Task details: Take the entries that follow and write them out again, word for word.

[Data excerpts]
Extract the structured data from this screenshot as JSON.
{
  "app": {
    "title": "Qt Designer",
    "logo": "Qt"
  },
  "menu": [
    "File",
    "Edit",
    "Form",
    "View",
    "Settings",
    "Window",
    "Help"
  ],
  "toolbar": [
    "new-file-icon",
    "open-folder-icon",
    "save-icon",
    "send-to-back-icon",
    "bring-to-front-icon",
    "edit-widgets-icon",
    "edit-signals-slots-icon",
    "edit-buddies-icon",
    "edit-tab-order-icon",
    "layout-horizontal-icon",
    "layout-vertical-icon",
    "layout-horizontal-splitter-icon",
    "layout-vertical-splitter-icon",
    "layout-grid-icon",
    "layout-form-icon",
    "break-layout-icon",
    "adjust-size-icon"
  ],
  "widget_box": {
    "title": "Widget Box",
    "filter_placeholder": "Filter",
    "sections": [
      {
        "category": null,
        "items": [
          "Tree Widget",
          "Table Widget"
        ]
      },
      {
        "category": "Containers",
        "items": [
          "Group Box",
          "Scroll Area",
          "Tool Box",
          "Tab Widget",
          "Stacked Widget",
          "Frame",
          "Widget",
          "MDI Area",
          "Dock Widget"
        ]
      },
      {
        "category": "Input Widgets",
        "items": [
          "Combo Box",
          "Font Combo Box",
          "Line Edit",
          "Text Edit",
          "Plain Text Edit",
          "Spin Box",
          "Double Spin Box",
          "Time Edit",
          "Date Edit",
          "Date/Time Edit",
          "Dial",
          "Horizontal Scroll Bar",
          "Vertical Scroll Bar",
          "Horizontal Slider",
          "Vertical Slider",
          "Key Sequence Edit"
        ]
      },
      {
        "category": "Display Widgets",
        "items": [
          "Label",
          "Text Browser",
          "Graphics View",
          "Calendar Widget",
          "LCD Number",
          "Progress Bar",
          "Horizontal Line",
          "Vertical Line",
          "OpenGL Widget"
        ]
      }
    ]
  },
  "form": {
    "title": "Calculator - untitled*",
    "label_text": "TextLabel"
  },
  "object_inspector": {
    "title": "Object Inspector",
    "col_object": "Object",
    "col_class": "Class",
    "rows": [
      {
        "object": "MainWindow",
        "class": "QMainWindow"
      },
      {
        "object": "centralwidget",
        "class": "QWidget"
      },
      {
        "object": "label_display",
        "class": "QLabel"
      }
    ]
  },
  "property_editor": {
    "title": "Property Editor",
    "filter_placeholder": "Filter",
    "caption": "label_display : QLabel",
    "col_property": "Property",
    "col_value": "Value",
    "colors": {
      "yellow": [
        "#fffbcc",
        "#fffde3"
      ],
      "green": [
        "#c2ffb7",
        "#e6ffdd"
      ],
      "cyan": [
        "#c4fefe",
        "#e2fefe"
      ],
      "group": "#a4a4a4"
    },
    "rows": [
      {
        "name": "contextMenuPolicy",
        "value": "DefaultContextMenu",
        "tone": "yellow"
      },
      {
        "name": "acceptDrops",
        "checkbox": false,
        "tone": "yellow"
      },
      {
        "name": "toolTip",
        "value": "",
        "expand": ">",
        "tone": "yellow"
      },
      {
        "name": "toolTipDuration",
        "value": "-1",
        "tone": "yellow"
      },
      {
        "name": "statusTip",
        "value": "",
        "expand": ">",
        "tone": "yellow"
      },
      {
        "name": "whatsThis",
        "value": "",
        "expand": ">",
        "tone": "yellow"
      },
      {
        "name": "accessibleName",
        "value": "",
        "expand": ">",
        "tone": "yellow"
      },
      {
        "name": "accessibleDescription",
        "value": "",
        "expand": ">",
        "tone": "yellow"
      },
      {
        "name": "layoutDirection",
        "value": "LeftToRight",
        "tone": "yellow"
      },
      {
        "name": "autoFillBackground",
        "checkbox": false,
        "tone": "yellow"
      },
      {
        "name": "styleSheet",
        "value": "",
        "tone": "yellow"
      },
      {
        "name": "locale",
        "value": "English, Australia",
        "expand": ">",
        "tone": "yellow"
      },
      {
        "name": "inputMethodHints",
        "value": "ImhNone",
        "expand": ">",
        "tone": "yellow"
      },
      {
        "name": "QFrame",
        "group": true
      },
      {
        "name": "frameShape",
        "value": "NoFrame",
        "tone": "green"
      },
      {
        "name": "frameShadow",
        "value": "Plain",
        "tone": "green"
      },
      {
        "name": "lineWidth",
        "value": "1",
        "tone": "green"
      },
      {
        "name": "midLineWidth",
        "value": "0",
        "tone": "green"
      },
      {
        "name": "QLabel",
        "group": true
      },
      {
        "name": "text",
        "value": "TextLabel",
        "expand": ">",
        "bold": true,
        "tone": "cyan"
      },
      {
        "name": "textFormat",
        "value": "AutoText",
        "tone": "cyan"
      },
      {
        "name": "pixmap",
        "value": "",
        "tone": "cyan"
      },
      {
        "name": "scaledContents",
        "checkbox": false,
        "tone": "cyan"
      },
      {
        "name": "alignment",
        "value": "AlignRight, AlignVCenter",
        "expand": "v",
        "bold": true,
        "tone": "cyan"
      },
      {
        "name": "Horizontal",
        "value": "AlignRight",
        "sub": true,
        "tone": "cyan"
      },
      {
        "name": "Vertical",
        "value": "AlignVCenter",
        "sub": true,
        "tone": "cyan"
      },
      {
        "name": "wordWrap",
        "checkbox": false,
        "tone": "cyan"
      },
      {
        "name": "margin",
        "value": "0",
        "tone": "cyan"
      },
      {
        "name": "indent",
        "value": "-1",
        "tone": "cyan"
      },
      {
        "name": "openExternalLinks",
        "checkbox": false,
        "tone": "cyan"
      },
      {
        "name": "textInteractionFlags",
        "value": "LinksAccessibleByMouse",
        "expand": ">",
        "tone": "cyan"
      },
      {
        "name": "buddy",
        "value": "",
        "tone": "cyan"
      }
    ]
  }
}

Reply:
Extract the structured data from this screenshot as JSON.
{
  "app": {
    "title": "Qt Designer",
    "logo": "Qt"
  },
  "menu": [
    "File",
    "Edit",
    "Form",
    "View",
    "Settings",
    "Window",
    "Help"
  ],
  "toolbar": [
    "new-file-icon",
    "open-folder-icon",
    "save-icon",
    "send-to-back-icon",
    "bring-to-front-icon",
    "edit-widgets-icon",
    "edit-signals-slots-icon",
    "edit-buddies-icon",
    "edit-tab-order-icon",
    "layout-horizontal-icon",
    "layout-vertical-icon",
    "layout-horizontal-splitter-icon",
    "layout-vertical-splitter-icon",
    "layout-grid-icon",
    "layout-form-icon",
    "break-layout-icon",
    "adjust-size-icon"
  ],
  "widget_box": {
    "title": "Widget Box",
    "filter_placeholder": "Filter",
    "sections": [
      {
        "category": null,
        "items": [
          "Tree Widget",
          "Table Widget"
        ]
      },
      {
        "category": "Containers",
        "items": [
          "Group Box",
          "Scroll Area",
          "Tool Box",
          "Tab Widget",
          "Stacked Widget",
          "Frame",
          "Widget",
          "MDI Area",
          "Dock Widget"
        ]
      },
      {
        "category": "Input Widgets",
        "items": [
          "Combo Box",
          "Font Combo Box",
          "Line Edit",
          "Text Edit",
          "Plain Text Edit",
          "Spin Box",
          "Double Spin Box",
          "Time Edit",
          "Date Edit",
          "Date/Time Edit",
          "Dial",
          "Horizontal Scroll Bar",
          "Vertical Scroll Bar",
          "Horizontal Slider",
          "Vertical Slider",
          "Key Sequence Edit"
        ]
      },
      {
        "category": "Display Widgets",
        "items": [
          "Label",
          "Text Browser",
          "Graphics View",
          "Calendar Widget",
          "LCD Number",
          "Progress Bar",
          "Horizontal Line",
          "Vertical Line",
          "OpenGL Widget"
        ]
      }
    ]
  },
  "form": {
    "title": "Calculator - untitled*",
    "label_text": "TextLabel"
  },
  "object_inspector": {
    "title": "Object Inspector",
    "col_object": "Object",
    "col_class": "Class",
    "rows": [
      {
        "object": "MainWindow",
        "class": "QMainWindow"
      },
      {
        "object": "centralwidget",
        "class": "QWidget"
      },
      {
        "object": "label_display",
        "class": "QLabel"
      }
    ]
  },
  "property_editor": {
    "title": "Property Editor",
    "filter_placeholder": "Filter",
    "caption": "label_display : QLabel",
    "col_property": "Property",
    "col_value": "Value",
    "colors": {
      "yellow": [
        "#fffbcc",
        "#fffde3"
      ],
      "green": [
        "#c2ffb7",
        "#e6ffdd"
      ],
      "cyan": [
        "#c4fefe",
        "#e2fefe"
      ],
      "group": "#a4a4a4"
    },
    "rows": [
      {
        "name": "contextMenuPolicy",
        "value": "DefaultContextMenu",
        "tone": "yellow"
      },
      {
        "name": "acceptDrops",
        "checkbox": false,
        "tone": "yellow"
      },
      {
        "name": "toolTip",
        "value": "",
        "expand": ">",
        "tone": "yellow"
      },
      {
        "name": "toolTipDuration",
        "value": "-1",
        "tone": "yellow"
      },
      {
        "name": "statusTip",
        "value": "",
        "expand": ">",
        "tone": "yellow"
      },
      {
        "name": "whatsThis",
        "value": "",
        "expand": ">",
        "tone": "yellow"
      },
      {
        "name": "accessibleName",
        "value": "",
        "expand": ">",
        "tone": "yellow"
      },
      {
        "name": "accessibleDescription",
        "value": "",
        "expand": ">",
        "tone": "yellow"
      },
      {
        "name": "layoutDirection",
        "value": "LeftToRight",
        "tone": "yellow"
      },
      {
        "name": "autoFillBackground",
        "checkbox": false,
        "tone": "yellow"
      },
      {
        "name": "styleSheet",
        "value": "",
        "tone": "yellow"
      },
      {
        "name": "locale",
        "value": "English, Australia",
        "expand": ">",
        "tone": "yellow"
      },
      {
        "name": "inputMethodHints",
        "value": "ImhNone",
        "expand": ">",
        "tone": "yellow"
      },
      {
        "name": "QFrame",
        "group": true
      },
      {
        "name": "frameShape",
        "value": "NoFrame",
        "tone": "green"
      },
      {
        "name": "frameShadow",
        "value": "Plain",
        "tone": "green"
      },
      {
        "name": "lineWidth",
        "value": "1",
        "tone": "green"
      },
      {
        "name": "midLineWidth",
        "value": "0",
        "tone": "green"
      },
      {
        "name": "QLabel",
        "group": true
      },
      {
        "name": "text",
        "value": "TextLabel",
        "expand": ">",
        "bold": true,
        "tone": "cyan"
      },
      {
        "name": "textFormat",
        "value": "AutoText",
        "tone": "cyan"
      },
      {
        "name": "pixmap",
        "value": "",
        "tone": "cyan"
      },
      {
        "name": "scaledContents",
        "checkbox": false,
        "tone": "cyan"
      },
      {
        "name": "alignment",
        "value": "AlignRight, AlignVCenter",
        "expand": "v",
        "bold": true,
        "tone": "cyan"
      },
      {
        "name": "Horizontal",
        "value": "AlignRight",
        "sub": true,
        "tone": "cyan"
      },
      {
        "name": "Vertical",
        "value": "AlignVCenter",
        "sub": true,
        "tone": "cyan"
      },
      {
        "name": "wordWrap",
        "checkbox": false,
        "tone": "cyan"
      },
      {
        "name": "margin",
        "value": "0",
        "tone": "cyan"
      },
      {
        "name": "indent",
        "value": "-1",
        "tone": "cyan"
      },
      {
        "name": "openExternalLinks",
        "checkbox": false,
        "tone": "cyan"
      },
      {
        "name": "textInteractionFlags",
        "value": "LinksAccessibleByMouse",
        "expand": ">",
        "tone": "cyan"
      },
      {
        "name": "buddy",
        "value": "",
        "tone": "cyan"
      }
    ]
  }
}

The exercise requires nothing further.